Reproduce the listing below word for word, with no pictures.

[[ PROVIDED RECORDS open ]]

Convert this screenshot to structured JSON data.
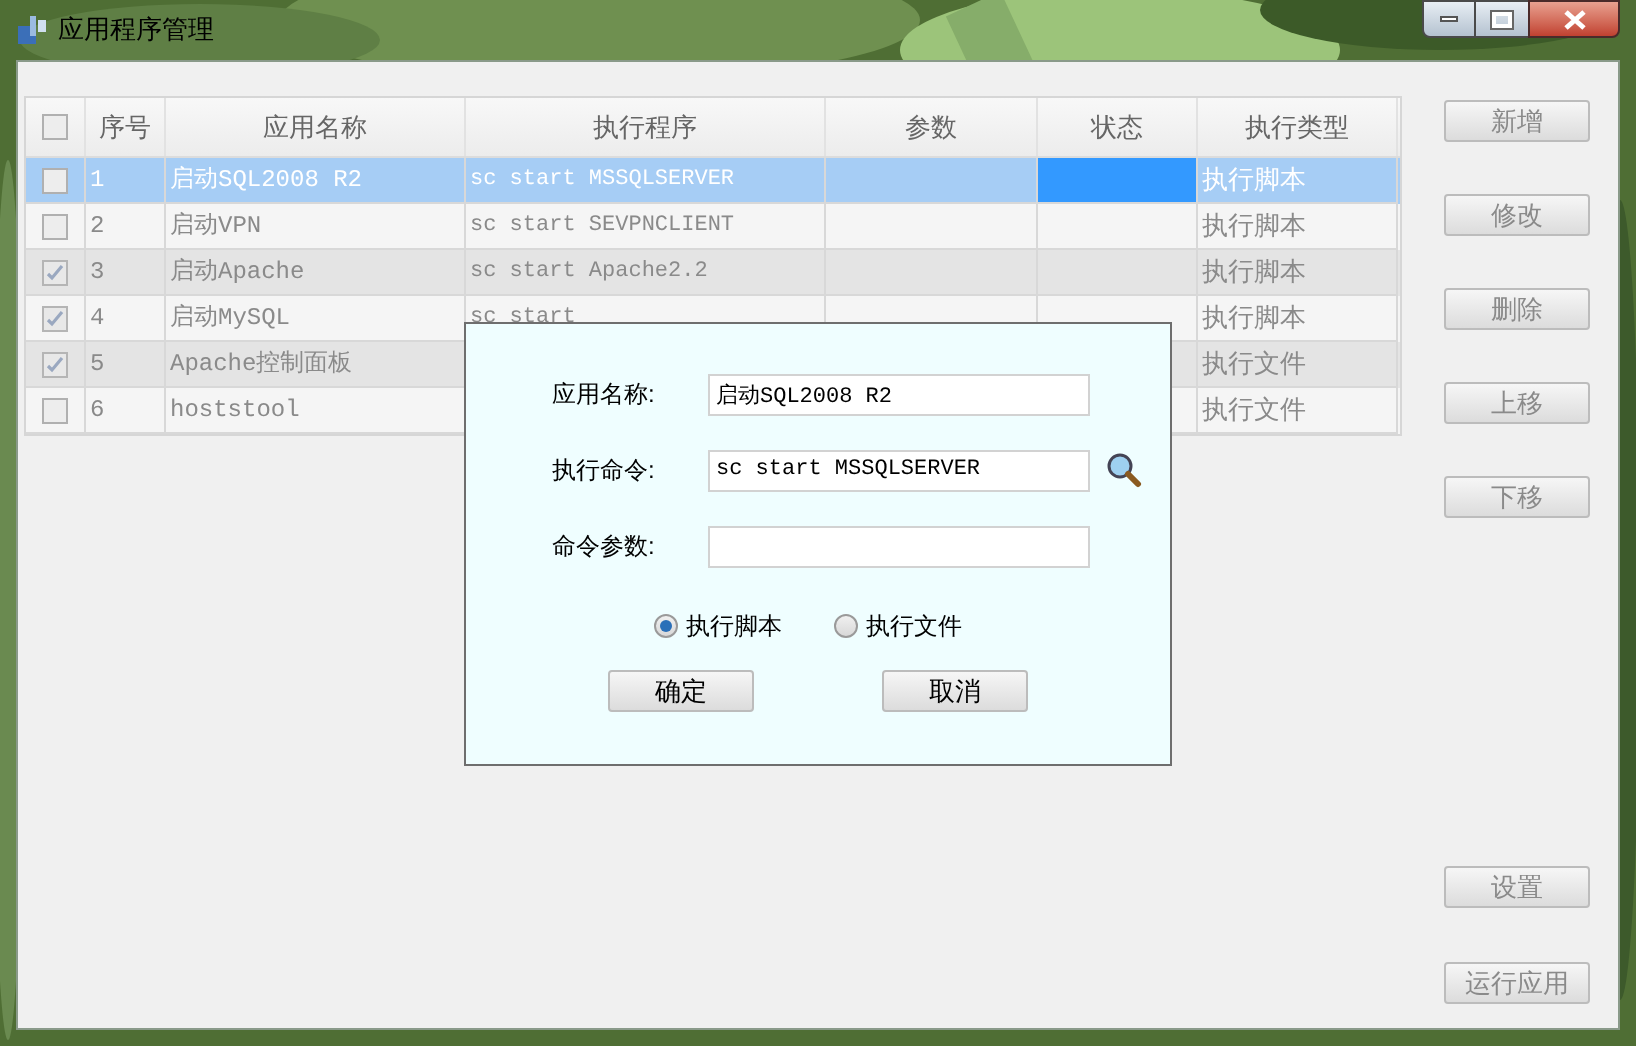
{
  "window": {
    "title": "应用程序管理"
  },
  "table": {
    "header_checkbox": {
      "checked": false
    },
    "columns": [
      "序号",
      "应用名称",
      "执行程序",
      "参数",
      "状态",
      "执行类型"
    ],
    "rows": [
      {
        "selected": true,
        "checked": false,
        "number": "1",
        "name": "启动SQL2008 R2",
        "command": "sc start MSSQLSERVER",
        "type": "执行脚本"
      },
      {
        "selected": false,
        "checked": false,
        "number": "2",
        "name": "启动VPN",
        "command": "sc start SEVPNCLIENT",
        "type": "执行脚本"
      },
      {
        "selected": false,
        "checked": true,
        "number": "3",
        "name": "启动Apache",
        "command": "sc start Apache2.2",
        "type": "执行脚本"
      },
      {
        "selected": false,
        "checked": true,
        "number": "4",
        "name": "启动MySQL",
        "command": "sc start",
        "type": "执行脚本"
      },
      {
        "selected": false,
        "checked": true,
        "number": "5",
        "name": "Apache控制面板",
        "type": "执行文件"
      },
      {
        "selected": false,
        "checked": false,
        "number": "6",
        "name": "hoststool",
        "type": "执行文件"
      }
    ]
  },
  "side_buttons": [
    "新增",
    "修改",
    "删除",
    "上移",
    "下移"
  ],
  "bottom_buttons": [
    "设置",
    "运行应用"
  ],
  "dialog": {
    "fields": [
      {
        "kind": "text",
        "label": "应用名称:",
        "value": "启动SQL2008 R2"
      },
      {
        "kind": "browse",
        "label": "执行命令:",
        "value": "sc start MSSQLSERVER"
      },
      {
        "kind": "text",
        "label": "命令参数:"
      }
    ],
    "radios": [
      {
        "label": "执行脚本",
        "selected": true
      },
      {
        "label": "执行文件",
        "selected": false
      }
    ],
    "buttons": [
      "确定",
      "取消"
    ]
  }
}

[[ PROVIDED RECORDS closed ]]

- _ANSWER SPACE_
Convert this screenshot to structured JSON data.
{
  "window": {
    "title": "应用程序管理"
  },
  "table": {
    "header_checkbox": {
      "checked": false
    },
    "columns": [
      "序号",
      "应用名称",
      "执行程序",
      "参数",
      "状态",
      "执行类型"
    ],
    "rows": [
      {
        "selected": true,
        "checked": false,
        "number": "1",
        "name": "启动SQL2008 R2",
        "command": "sc start MSSQLSERVER",
        "type": "执行脚本"
      },
      {
        "selected": false,
        "checked": false,
        "number": "2",
        "name": "启动VPN",
        "command": "sc start SEVPNCLIENT",
        "type": "执行脚本"
      },
      {
        "selected": false,
        "checked": true,
        "number": "3",
        "name": "启动Apache",
        "command": "sc start Apache2.2",
        "type": "执行脚本"
      },
      {
        "selected": false,
        "checked": true,
        "number": "4",
        "name": "启动MySQL",
        "command": "sc start",
        "type": "执行脚本"
      },
      {
        "selected": false,
        "checked": true,
        "number": "5",
        "name": "Apache控制面板",
        "type": "执行文件"
      },
      {
        "selected": false,
        "checked": false,
        "number": "6",
        "name": "hoststool",
        "type": "执行文件"
      }
    ]
  },
  "side_buttons": [
    "新增",
    "修改",
    "删除",
    "上移",
    "下移"
  ],
  "bottom_buttons": [
    "设置",
    "运行应用"
  ],
  "dialog": {
    "fields": [
      {
        "kind": "text",
        "label": "应用名称:",
        "value": "启动SQL2008 R2"
      },
      {
        "kind": "browse",
        "label": "执行命令:",
        "value": "sc start MSSQLSERVER"
      },
      {
        "kind": "text",
        "label": "命令参数:"
      }
    ],
    "radios": [
      {
        "label": "执行脚本",
        "selected": true
      },
      {
        "label": "执行文件",
        "selected": false
      }
    ],
    "buttons": [
      "确定",
      "取消"
    ]
  }
}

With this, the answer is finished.